The AAPI Data/AP-NORC survey is a series of monthly polls that delivers regular insights on crucial issues, ranging from policy priorities and lived experiences to political views and civic engagement.

Thirty-four percent of Asian American, Native Hawaiian and Pacific Islander adults report personally experiencing a hate incident in the last year, according to a new AAPI Data / AP-NORC survey. Nearly a quarter were verbally harassed or endured racial slurs, while one in ten was threatened with physical assault. Further, 16% say they were the victim of a hate crime, experiencing physical assault, property damage, or threats of assault or property damage because of their race or ethnic background. The results align with existing research documenting an increase in attacks targeting Asian American and Pacific Islander communities since the onset of the COVID-19 pandemic. 

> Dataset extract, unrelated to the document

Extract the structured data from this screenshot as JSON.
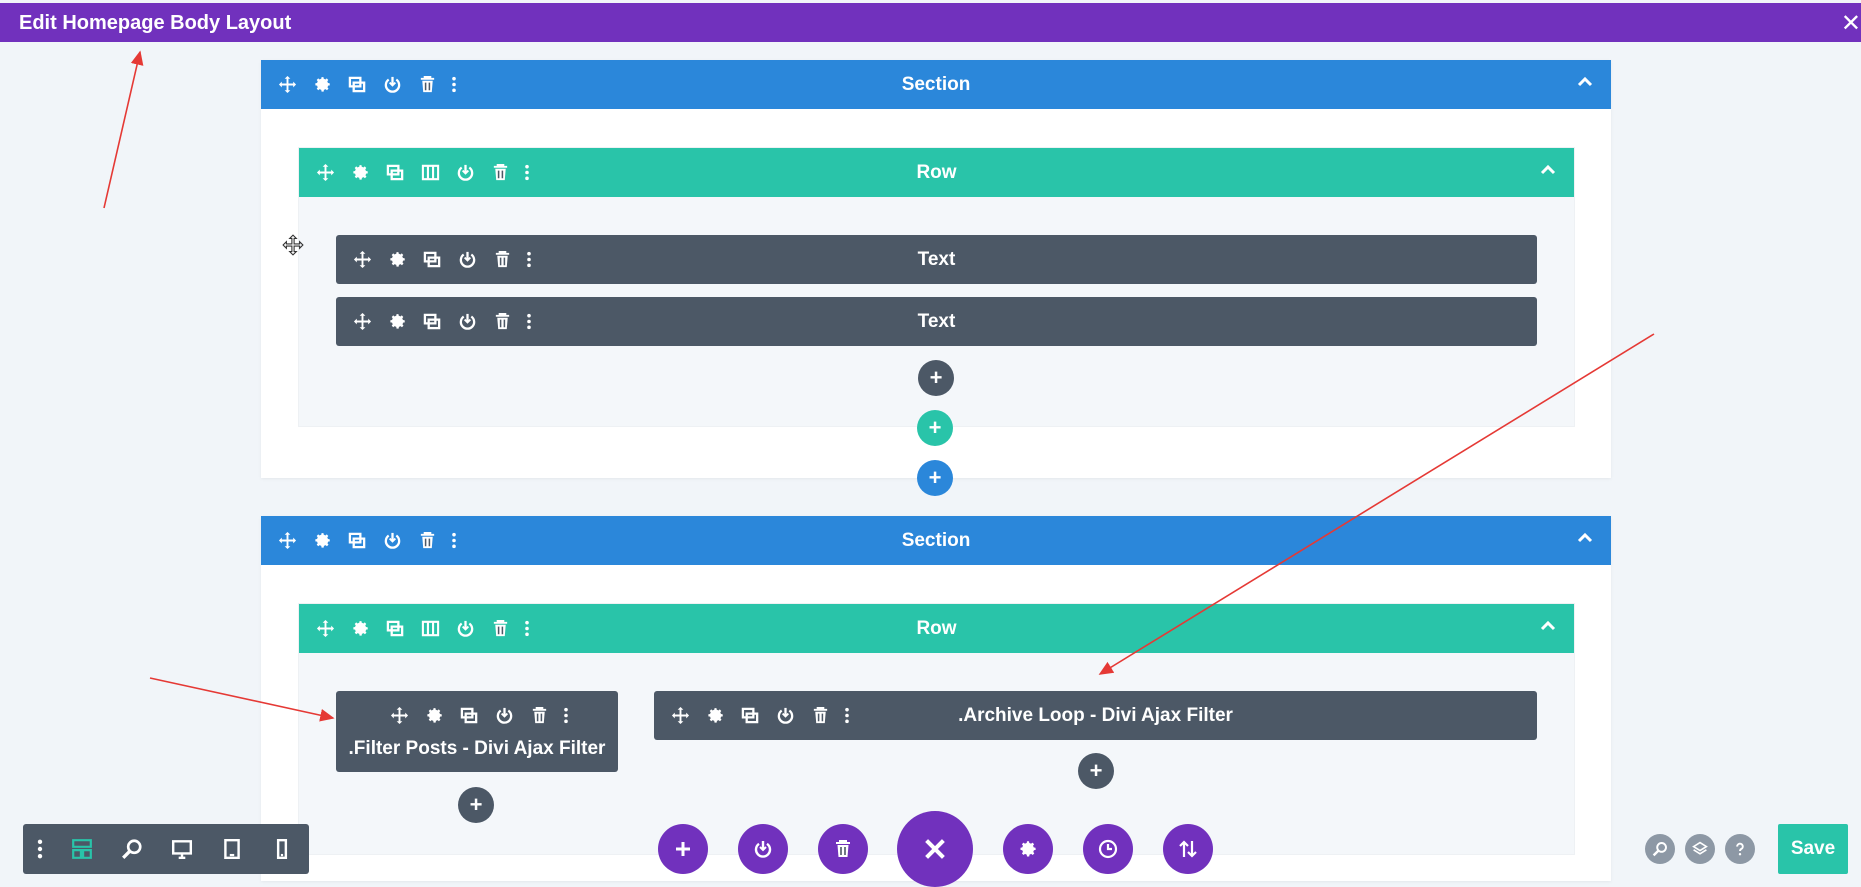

Eighty-six percent of people from AAPI communities say that racism is a serious problem in the United States, including 51% who say it’s very or extremely serious. While most rate their mental health as good or excellent, 12% are at a higher risk of struggling with chronic anxiety. Those who experienced a hate crime or incident are more prone to anxiety and more likely to anticipate further discrimination or hate.